So holds yesterday’s New Hampshire Supreme Court decision in Mortgage Specialists, Inc. v. Implode-Explode Heavy Industries:
Although our cases discussing the newsgathering privilege have involved traditional news media, such as newspapers, we reject Mortgage Specialists’ contention that the newsgathering privilege is inapplicable here because Implode is neither an established media entity nor engaged in investigative reporting. The trial court implicitly found that Implode is a “legitimate publisher of information” and a member of the press. The court further noted that it “has every reason to believe that [Implode] is a reputable entity desirous of only publishing legitimate information about the mortgage industry to various interested parties.” Moreover, we observe that:
Freedom of the press is a fundamental personal right which is not confined to newspapers and periodicals…. The press in its historic connotation comprehends every sort of publication which affords a vehicle of information and opinion. The informative function asserted by representatives of the organized press … is also performed by lecturers, political pollsters, novelists, academic researchers, and dramatists. Almost any author may quite accurately assert that he is contributing to the flow of information to the public, that he relies on confidential sources of information, and that these sources will be silenced if he is forced to make disclosures.

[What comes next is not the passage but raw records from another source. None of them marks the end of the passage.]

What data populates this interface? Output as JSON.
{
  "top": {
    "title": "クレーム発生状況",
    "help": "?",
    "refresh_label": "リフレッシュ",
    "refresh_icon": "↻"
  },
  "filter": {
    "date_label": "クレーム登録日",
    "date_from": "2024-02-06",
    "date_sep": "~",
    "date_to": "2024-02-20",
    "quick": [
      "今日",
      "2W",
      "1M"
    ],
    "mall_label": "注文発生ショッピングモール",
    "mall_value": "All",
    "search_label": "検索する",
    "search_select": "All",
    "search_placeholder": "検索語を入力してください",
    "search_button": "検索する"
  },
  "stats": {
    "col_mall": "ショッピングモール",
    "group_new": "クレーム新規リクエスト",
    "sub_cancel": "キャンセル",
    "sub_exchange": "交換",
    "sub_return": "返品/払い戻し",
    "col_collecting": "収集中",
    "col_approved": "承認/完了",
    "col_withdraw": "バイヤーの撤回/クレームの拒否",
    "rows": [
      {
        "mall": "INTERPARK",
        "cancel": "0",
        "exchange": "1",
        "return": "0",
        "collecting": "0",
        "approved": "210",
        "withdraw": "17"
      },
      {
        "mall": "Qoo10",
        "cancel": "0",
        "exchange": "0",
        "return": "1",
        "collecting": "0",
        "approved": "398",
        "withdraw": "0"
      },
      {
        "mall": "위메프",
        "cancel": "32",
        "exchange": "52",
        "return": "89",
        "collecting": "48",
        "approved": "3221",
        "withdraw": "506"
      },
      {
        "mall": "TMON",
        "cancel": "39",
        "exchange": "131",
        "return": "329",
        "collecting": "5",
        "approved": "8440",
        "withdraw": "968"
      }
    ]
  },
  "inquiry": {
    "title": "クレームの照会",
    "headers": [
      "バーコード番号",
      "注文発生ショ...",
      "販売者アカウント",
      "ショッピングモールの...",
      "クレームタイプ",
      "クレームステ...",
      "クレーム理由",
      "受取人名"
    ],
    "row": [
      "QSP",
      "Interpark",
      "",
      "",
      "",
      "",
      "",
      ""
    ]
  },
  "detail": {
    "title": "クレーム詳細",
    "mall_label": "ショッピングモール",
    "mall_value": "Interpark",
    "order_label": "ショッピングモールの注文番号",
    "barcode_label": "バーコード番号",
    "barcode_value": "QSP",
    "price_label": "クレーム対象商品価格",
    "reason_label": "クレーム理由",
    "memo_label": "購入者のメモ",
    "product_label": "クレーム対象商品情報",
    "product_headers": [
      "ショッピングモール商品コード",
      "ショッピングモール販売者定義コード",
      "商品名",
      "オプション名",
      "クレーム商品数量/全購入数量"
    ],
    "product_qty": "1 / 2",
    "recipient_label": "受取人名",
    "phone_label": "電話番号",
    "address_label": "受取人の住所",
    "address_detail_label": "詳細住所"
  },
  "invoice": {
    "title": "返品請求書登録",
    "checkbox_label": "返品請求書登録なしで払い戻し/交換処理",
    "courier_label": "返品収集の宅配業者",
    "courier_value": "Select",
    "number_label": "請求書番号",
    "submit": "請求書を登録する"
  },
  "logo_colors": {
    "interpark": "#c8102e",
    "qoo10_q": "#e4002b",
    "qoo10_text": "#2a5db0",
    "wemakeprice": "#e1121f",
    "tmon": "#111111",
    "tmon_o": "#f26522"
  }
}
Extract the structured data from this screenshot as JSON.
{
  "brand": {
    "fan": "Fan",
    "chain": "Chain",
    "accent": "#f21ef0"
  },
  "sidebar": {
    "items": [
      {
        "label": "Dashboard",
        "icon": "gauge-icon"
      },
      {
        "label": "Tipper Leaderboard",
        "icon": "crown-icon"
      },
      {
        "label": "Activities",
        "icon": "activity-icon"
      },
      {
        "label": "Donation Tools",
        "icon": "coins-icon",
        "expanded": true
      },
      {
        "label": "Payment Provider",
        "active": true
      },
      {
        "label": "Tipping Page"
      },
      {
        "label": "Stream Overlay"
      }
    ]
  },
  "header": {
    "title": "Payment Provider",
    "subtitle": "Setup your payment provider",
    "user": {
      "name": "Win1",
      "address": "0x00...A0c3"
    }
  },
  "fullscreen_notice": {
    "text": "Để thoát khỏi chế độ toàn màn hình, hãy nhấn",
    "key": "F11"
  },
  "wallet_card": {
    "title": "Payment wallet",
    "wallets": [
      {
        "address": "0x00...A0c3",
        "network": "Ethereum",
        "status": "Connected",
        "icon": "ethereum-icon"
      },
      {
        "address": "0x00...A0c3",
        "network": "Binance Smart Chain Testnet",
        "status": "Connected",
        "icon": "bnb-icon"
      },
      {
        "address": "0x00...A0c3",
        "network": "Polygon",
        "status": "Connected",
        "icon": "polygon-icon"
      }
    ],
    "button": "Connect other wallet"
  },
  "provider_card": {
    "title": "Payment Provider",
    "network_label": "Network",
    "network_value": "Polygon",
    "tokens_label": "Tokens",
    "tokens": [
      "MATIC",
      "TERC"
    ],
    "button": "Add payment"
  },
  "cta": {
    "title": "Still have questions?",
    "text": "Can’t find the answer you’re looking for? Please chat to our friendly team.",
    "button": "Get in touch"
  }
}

Branzburg v. Hayes, 408 U.S. 665, 704 (1972) (quotations and citations omitted). [Note that Branzburg used this point as an argument against recognizing a broad journalist’s privilege under the First Amendment, but the New Hampshire Supreme Court has since recognized such a privilege under the New Hampshire Constitution. -EV] The fact that Implode operates a website makes it no less a member of the press. In light of the trial court’s implicit findings, we conclude that Implode’s website serves an informative function and contributes to the flow of information to the public. Thus, Implode is a reporter for purposes of the newsgathering privilege.
The court also accepts the Dendrite test for evaluating when Internet service providers may be ordered to turn over the identities of anonymous Internet speakers, whom a plaintiff is trying to sue; and expresses broad hostility even to permanent injunctions of speech (broader than what I’ve seen from the U.S. Supreme Court and from some recent state and federal court decisions).